I heard of Rodale’s Plastic-Free Challenge on the blog My Plastic Free Life.

Like Zero Waste, Plastic-Free is an aspiration, not a reality. For example, I posted something on Facebook about the plastic-free challenge this morning while wearing my plastic retainers. Am I going to give up my retainers and let my teeth go crooked again after spending thousands of dollars on them? No.

Plastic-Free Challenge Rules

1. Don’t acquire more plastic (and that includes packaging).

2. Don’t cook food in plastic or store food in plastic. (The first one seems pretty easy, unless Teflon contains plastic—all you have to do is remember to take your food now stored in plastic and microwave it on a plate or in a china bowl. The second is a little more difficult, but you can store your food in Pyrex and cover it with foil. I have Pyrex microwave-safe storage dishes with plastic lids. I’m going to use those because they are cool!)

3. Minimize other plastic use. (So what, I’m not supposed to type on my laptop?)

You see the problem here.
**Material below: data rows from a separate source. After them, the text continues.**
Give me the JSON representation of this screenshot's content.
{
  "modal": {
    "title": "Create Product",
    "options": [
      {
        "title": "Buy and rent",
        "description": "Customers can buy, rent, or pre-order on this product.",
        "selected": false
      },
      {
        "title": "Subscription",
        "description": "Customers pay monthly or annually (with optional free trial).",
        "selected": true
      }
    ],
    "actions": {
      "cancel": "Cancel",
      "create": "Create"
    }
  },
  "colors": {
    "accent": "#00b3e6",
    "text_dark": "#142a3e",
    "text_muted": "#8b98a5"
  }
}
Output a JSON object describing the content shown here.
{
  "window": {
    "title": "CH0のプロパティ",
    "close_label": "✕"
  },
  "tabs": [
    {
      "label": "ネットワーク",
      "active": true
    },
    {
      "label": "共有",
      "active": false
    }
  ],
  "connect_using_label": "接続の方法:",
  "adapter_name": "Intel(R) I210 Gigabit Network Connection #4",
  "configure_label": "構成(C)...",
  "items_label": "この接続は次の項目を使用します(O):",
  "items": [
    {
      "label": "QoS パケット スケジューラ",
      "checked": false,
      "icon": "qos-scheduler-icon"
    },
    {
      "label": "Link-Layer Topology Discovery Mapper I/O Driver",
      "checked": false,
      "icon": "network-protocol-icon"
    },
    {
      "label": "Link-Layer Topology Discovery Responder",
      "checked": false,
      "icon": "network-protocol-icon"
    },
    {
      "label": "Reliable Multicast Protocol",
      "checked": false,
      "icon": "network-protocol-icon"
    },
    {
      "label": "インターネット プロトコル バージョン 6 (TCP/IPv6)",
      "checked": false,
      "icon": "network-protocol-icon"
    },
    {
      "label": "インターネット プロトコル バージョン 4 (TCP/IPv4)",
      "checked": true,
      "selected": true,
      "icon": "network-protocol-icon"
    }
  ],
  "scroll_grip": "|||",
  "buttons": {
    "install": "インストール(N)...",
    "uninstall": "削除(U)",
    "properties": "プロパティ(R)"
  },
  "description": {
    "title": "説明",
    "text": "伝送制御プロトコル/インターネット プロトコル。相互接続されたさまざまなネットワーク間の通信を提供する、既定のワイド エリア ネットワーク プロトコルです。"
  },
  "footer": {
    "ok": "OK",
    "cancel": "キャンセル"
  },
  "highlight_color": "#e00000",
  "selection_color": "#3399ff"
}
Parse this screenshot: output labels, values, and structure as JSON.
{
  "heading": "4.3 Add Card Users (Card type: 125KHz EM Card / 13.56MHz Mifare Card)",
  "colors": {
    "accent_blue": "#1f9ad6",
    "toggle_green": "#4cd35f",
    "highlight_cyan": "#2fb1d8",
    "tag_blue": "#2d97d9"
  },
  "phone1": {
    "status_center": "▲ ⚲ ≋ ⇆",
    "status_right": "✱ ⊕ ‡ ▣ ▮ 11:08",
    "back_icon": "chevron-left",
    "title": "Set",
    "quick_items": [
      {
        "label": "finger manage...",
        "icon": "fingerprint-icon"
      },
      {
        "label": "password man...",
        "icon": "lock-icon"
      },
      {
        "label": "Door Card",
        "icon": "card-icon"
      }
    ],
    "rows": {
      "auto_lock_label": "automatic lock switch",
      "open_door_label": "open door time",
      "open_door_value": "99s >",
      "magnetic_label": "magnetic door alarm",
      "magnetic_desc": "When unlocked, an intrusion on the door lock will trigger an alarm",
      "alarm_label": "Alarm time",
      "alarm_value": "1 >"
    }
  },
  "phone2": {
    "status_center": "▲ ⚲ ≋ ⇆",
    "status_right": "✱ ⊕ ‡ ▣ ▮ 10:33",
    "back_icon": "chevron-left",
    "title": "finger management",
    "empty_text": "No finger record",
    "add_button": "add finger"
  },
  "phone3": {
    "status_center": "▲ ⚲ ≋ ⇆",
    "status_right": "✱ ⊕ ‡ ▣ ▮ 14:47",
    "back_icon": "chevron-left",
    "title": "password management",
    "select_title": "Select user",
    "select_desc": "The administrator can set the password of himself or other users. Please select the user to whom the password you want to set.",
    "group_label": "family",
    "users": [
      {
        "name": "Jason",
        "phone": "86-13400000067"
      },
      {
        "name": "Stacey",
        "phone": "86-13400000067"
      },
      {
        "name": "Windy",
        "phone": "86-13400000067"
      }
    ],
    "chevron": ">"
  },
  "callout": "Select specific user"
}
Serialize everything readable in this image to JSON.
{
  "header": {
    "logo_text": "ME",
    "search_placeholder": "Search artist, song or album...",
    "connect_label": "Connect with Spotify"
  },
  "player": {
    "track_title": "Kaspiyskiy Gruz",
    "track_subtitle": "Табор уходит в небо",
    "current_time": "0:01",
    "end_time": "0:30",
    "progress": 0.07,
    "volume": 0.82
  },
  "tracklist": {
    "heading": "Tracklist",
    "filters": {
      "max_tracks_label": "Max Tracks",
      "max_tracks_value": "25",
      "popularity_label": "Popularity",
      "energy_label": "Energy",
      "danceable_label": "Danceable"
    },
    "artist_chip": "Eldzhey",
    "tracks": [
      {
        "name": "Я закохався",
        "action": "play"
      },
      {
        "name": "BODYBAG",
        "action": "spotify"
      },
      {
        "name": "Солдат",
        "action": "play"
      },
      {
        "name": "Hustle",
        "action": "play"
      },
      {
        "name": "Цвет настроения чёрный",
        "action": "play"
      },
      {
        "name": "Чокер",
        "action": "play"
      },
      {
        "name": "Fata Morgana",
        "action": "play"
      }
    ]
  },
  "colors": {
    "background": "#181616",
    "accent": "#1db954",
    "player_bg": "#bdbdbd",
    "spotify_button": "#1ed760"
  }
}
Plastic is so pervasive in our lives that the best we can do right now is pay attention to how much plastic we use and start to remove it from our lives.

Beth’s Tips for Minimizing Plastic in Your Life and in Your Food

1. Consider whether buying frozen vegetables in plastic bags (a few brands come in paper bags, but they may be lined with plastic) is better than buying canned veggies. The cans are lined with plastic, and that lining will leach chemicals into the veggies. It’s possible that plastic bags can leach chemicals into the frozen veggies, but it seems less likely to me.

2. Buy condiments in glass jars.

3. Buy cosmetics in glass jars. Yes, I know they’re hard to find, but there are a few. Also, try buy Aveda’s makeup brushes. For a while there, they were selling some with handles made of renewable materials. Aveda also used to sell metal eyeshadow and blush containers made from recycled metal.

4. If you need to buy something plastic (say, a spray bottle), ask if the store sells any made of recycled plastic. These goods are a lot more common than they used to be.

5. If the item you need comes in plastic, buy it in bulk (less packaging).

6. Buy items based on their packaging. For example, do those socks you want to buy hang from a plastic hanger or a cardboard hanger?

Leave A Comment

  1. Melanie Mulhall February 8, 2011 at 3:42 pm - Reply


    Yikes! This is difficult . . . and I’ve been avoiding some plastic uses for a long time. I’d love to see a post on why we should be avoiding plastic. It is petrolium based, so that’s one reason. Too much is not easily recylcable, so that’s another. But enlighten us, please.

    Melanie Mulhall

  2. Beth Partin February 9, 2011 at 9:40 am - Reply

    Melanie, thanks for commenting!

    With regard to plastic, I recycle it and avoid it for the same reason I eat organic food: to avoid pollution. Plastic leaches chemicals into food, especially when the food is heated in the plastic. Also, plastic ends up in the oceans, where turtles and seabirds eat it. Some end up dying of starvation with a stomach full of plastic.

    After doing this challenge for a week, I can say with certainty I’m not as committed as Beth Terry of My Plastic-Free Life. But I’m very happy to reduce my use of plastic as much as possible. I prefer glass and wood and metal to plastic, but what I would really like is for designers to come up with container materials made from renewable sources or waste products such as sawdust or wheat chaff or something similar.